MIDDLETOWN, Del. - Scott Soucy, 46, left the home he purchased with a mortgage and climbed into the limousine he financed with an equity loan. He charged his breakfast to a credit card and then drove across town to work on paying back the one debt he worried about most.
He pulled up to a Starbucks in a quiet shopping center, backing his limousine up to the curb a few minutes after 8 a.m. The weekday rush was well underway in central Delaware, and customers at the register scanned newspaper headlines warning of "Fiscal Disaster" and a "Stymied Congress." Meanwhile, Soucy opened his trunk and assembled his self-described "marketing display" at a table outside, with T-shirts, window decals and a five-foot-tall banner inscribed with his slogan.
"The National Debt: The Solution Lies Here."
As the deadlocked U.S. government flirts with the "fiscal cliff" and the national debt rises beyond $16.2 trillion, Soucy and a handful of other Americans have decided to take actions of their own. A woman in Ohio left $1 million in her will for the Department of Treasury. An elementary school in Houston raised $692 at a bake sale. A man in the Pacific Northwest started a "debt-busting" nonprofit.
Soucy has spent the past two years sending a small portion of his earnings to the Bureau of the Public Debt in Parkersburg, W.Va., writing checks so often it has become "like muscle memory," he says. Now he has begun trying to persuade everyone else to pledge the same donation: $1 from each paycheck for employees, and $1 from each major transaction for businesses. He believes the plan could pay down the debt - over decades, if perfectly executed.
"It's patriotism when our country needs us, plain and simple," he said.
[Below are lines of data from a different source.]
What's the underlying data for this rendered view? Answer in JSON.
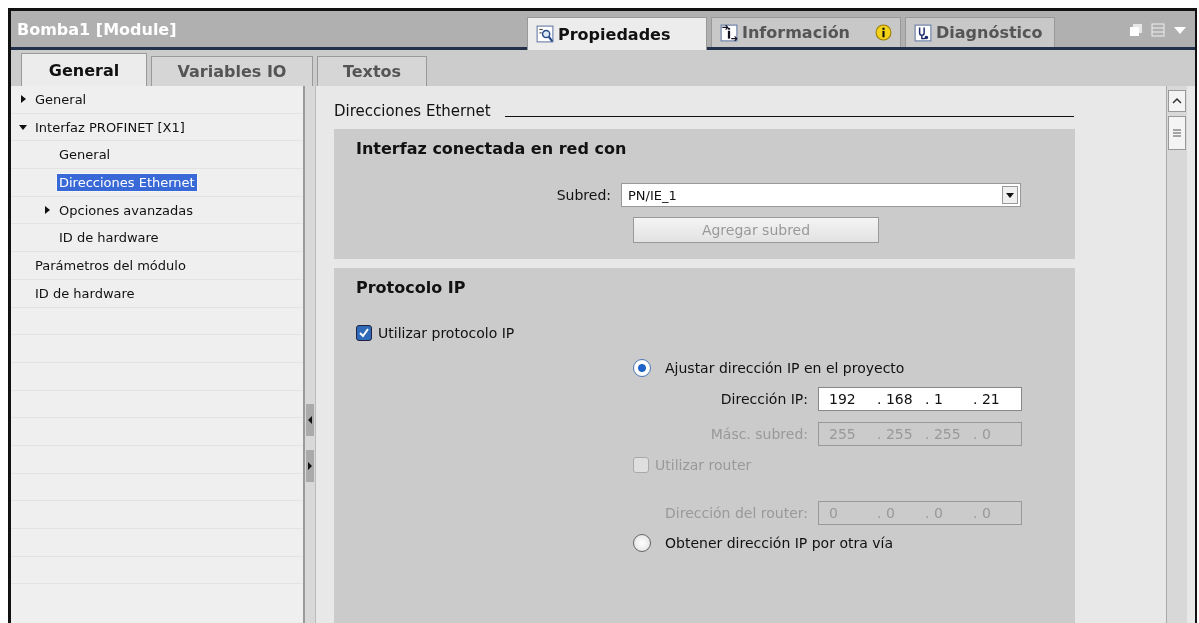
{
  "window": {
    "title": "Bomba1 [Module]"
  },
  "inspector_tabs": [
    {
      "label": "Propiedades",
      "selected": true,
      "kind": "properties",
      "alert": false
    },
    {
      "label": "Información",
      "selected": false,
      "kind": "info",
      "alert": true
    },
    {
      "label": "Diagnóstico",
      "selected": false,
      "kind": "diagnostics",
      "alert": false
    }
  ],
  "tabs": [
    {
      "label": "General",
      "selected": true
    },
    {
      "label": "Variables IO",
      "selected": false
    },
    {
      "label": "Textos",
      "selected": false
    }
  ],
  "tree": [
    {
      "label": "General",
      "kind": "branch",
      "expanded": false,
      "selected": false
    },
    {
      "label": "Interfaz PROFINET [X1]",
      "kind": "branch",
      "expanded": true,
      "selected": false,
      "children": [
        {
          "label": "General",
          "kind": "leaf",
          "selected": false
        },
        {
          "label": "Direcciones Ethernet",
          "kind": "leaf",
          "selected": true
        },
        {
          "label": "Opciones avanzadas",
          "kind": "branch",
          "expanded": false,
          "selected": false
        },
        {
          "label": "ID de hardware",
          "kind": "leaf",
          "selected": false
        }
      ]
    },
    {
      "label": "Parámetros del módulo",
      "kind": "leaf",
      "selected": false
    },
    {
      "label": "ID de hardware",
      "kind": "leaf",
      "selected": false
    }
  ],
  "section_title": "Direcciones Ethernet",
  "network_group": {
    "title": "Interfaz conectada en red con",
    "subnet_label": "Subred:",
    "subnet_value": "PN/IE_1",
    "add_button": {
      "label": "Agregar subred",
      "disabled": true
    }
  },
  "ip_group": {
    "title": "Protocolo IP",
    "use_ip": {
      "label": "Utilizar protocolo IP",
      "checked": true
    },
    "options": [
      {
        "label": "Ajustar dirección IP en el proyecto",
        "selected": true
      },
      {
        "label": "Obtener dirección IP por otra vía",
        "selected": false
      }
    ],
    "ip_address": {
      "label": "Dirección IP:",
      "octets": [
        "192",
        ". 168",
        ". 1",
        ". 21"
      ],
      "disabled": false
    },
    "subnet_mask": {
      "label": "Másc. subred:",
      "octets": [
        "255",
        ". 255",
        ". 255",
        ". 0"
      ],
      "disabled": true
    },
    "use_router": {
      "label": "Utilizar router",
      "checked": false,
      "disabled": true
    },
    "router_address": {
      "label": "Dirección del router:",
      "octets": [
        "0",
        ". 0",
        ". 0",
        ". 0"
      ],
      "disabled": true
    }
  }
}
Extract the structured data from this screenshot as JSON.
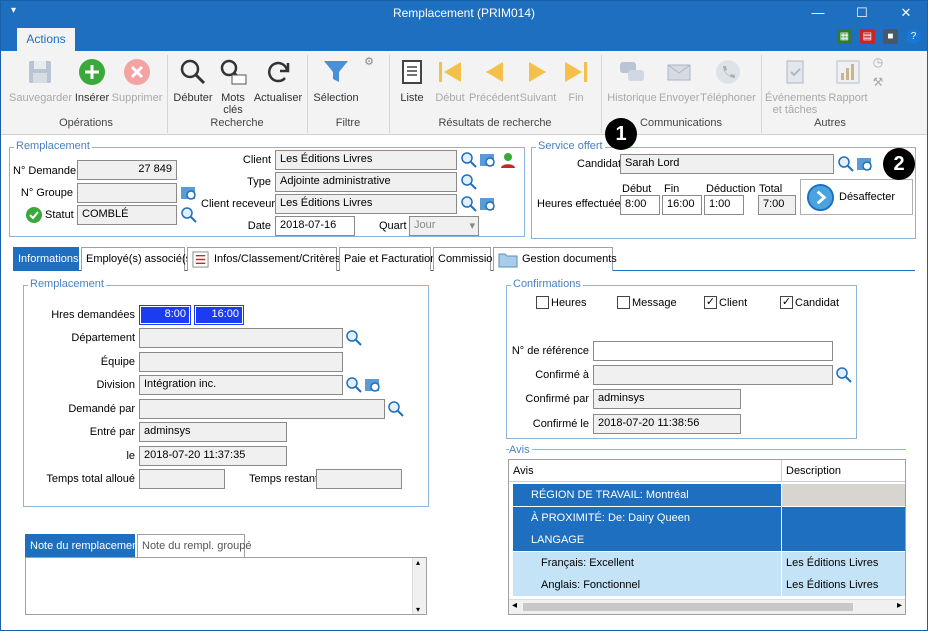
{
  "window": {
    "title": "Remplacement (PRIM014)",
    "minimize": "—",
    "maximize": "☐",
    "close": "✕"
  },
  "ribbon": {
    "tab": "Actions",
    "buttons": {
      "save": "Sauvegarder",
      "insert": "Insérer",
      "delete": "Supprimer",
      "start": "Débuter",
      "keywords_l1": "Mots",
      "keywords_l2": "clés",
      "refresh": "Actualiser",
      "selection": "Sélection",
      "list": "Liste",
      "first": "Début",
      "prev": "Précédent",
      "next": "Suivant",
      "last": "Fin",
      "history": "Historique",
      "send": "Envoyer",
      "phone": "Téléphoner",
      "events_l1": "Événements",
      "events_l2": "et tâches",
      "report": "Rapport"
    },
    "groups": {
      "ops": "Opérations",
      "search": "Recherche",
      "filter": "Filtre",
      "results": "Résultats de recherche",
      "comms": "Communications",
      "others": "Autres"
    }
  },
  "remplacement": {
    "legend": "Remplacement",
    "no_demande_label": "N° Demande",
    "no_demande": "27 849",
    "no_groupe_label": "N° Groupe",
    "no_groupe": "",
    "statut_label": "Statut",
    "statut": "COMBLÉ",
    "client_label": "Client",
    "client": "Les Éditions Livres",
    "type_label": "Type",
    "type": "Adjointe administrative",
    "client_receveur_label": "Client receveur",
    "client_receveur": "Les Éditions Livres",
    "date_label": "Date",
    "date": "2018-07-16",
    "quart_label": "Quart",
    "quart": "Jour"
  },
  "service": {
    "legend": "Service offert",
    "candidat_label": "Candidat",
    "candidat": "Sarah Lord",
    "heures_label": "Heures effectuées",
    "debut_label": "Début",
    "debut": "8:00",
    "fin_label": "Fin",
    "fin": "16:00",
    "deduction_label": "Déduction",
    "deduction": "1:00",
    "total_label": "Total",
    "total": "7:00",
    "desaffecter": "Désaffecter"
  },
  "callouts": [
    "1",
    "2"
  ],
  "tabs": [
    "Informations",
    "Employé(s) associé(s)",
    "Infos/Classement/Critères",
    "Paie et Facturation",
    "Commission",
    "Gestion documents"
  ],
  "detail": {
    "legend": "Remplacement",
    "hres_label": "Hres demandées",
    "hres_debut": "8:00",
    "hres_fin": "16:00",
    "departement_label": "Département",
    "departement": "",
    "equipe_label": "Équipe",
    "equipe": "",
    "division_label": "Division",
    "division": "Intégration inc.",
    "demande_par_label": "Demandé par",
    "demande_par": "",
    "entre_par_label": "Entré par",
    "entre_par": "adminsys",
    "le_label": "le",
    "le": "2018-07-20 11:37:35",
    "temps_total_label": "Temps total alloué",
    "temps_total": "",
    "temps_restant_label": "Temps restant",
    "temps_restant": ""
  },
  "confirmations": {
    "legend": "Confirmations",
    "heures": "Heures",
    "message": "Message",
    "client": "Client",
    "candidat": "Candidat",
    "heures_checked": false,
    "message_checked": false,
    "client_checked": true,
    "candidat_checked": true,
    "reference_label": "N° de référence",
    "reference": "",
    "confirme_a_label": "Confirmé à",
    "confirme_a": "",
    "confirme_par_label": "Confirmé par",
    "confirme_par": "adminsys",
    "confirme_le_label": "Confirmé le",
    "confirme_le": "2018-07-20 11:38:56"
  },
  "avis": {
    "legend": "Avis",
    "col_avis": "Avis",
    "col_desc": "Description",
    "rows": [
      {
        "avis": "RÉGION DE TRAVAIL: Montréal",
        "desc": ""
      },
      {
        "avis": "À PROXIMITÉ: De: Dairy Queen",
        "desc": ""
      },
      {
        "avis": "LANGAGE",
        "desc": ""
      },
      {
        "avis": "Français: Excellent",
        "desc": "Les Éditions Livres"
      },
      {
        "avis": "Anglais: Fonctionnel",
        "desc": "Les Éditions Livres"
      }
    ]
  },
  "notes": {
    "tab1": "Note du remplacement",
    "tab2": "Note du rempl. groupé"
  },
  "colors": {
    "accent": "#1e6fbf",
    "highlight": "#1c3cf4",
    "light_row": "#c5e3f6",
    "ok_green": "#3aa83a"
  }
}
Already this year, Americans have donated a record amount to pay down the debt, sending the Treasury more than $7 million in personal checks.
All told, it is enough to keep the American economy running on budget for almost three minutes.
As the debt continues to mount, causing instability on Wall Street and revealing the ineffectiveness of Washington, the debate on Capitol Hill revolves around who or what is most responsible: Is it the fault of Democrats or Republicans? Barack Obama or George W. Bush? Skyrocketing entitlement spending or ill-advised tax cuts for the rich?
In Middletown, Soucy has concluded something else.
"You are responsible," he said now, pointing to a woman in her late 20s, as she hurried from Starbucks to her car with a large latte. She spun around and looked at his display.
"Excuse me?" she said. "Responsible for what?"
"For the debt," he said, smiling, bouncing his knee in his chair. "It's our country. It's our debt. We are all responsible. We can't just sit around waiting for government to fix this."
"No, thanks," she said, hurrying past.
Soucy waited for the next customer to exit and imagined what the people inside thought of him. "Wacko. Idiot. Dreamer. Childish. Naive," he said. He is a retired Army captain and a business-school graduate raising a family of five in the suburbs. He owns a limousine company, a T-shirt business and hosts a local TV show. "I'm taking a huge reputational risk doing this," he said. "Everybody here knows me, and they think this plan is too simple. Too crazy."
For the next two hours, he sat at his table, repeated the details of his plan and then listened to their skepticism.
A middle-aged woman, peppermint latte: "Why pay at all? Can't we just forgive our debt like we forgive everybody else's?"
A retired airline pilot, coffee black: "You're feeding a dragon. As admirable as it seems, you're asking me to send more money to a government I don't trust."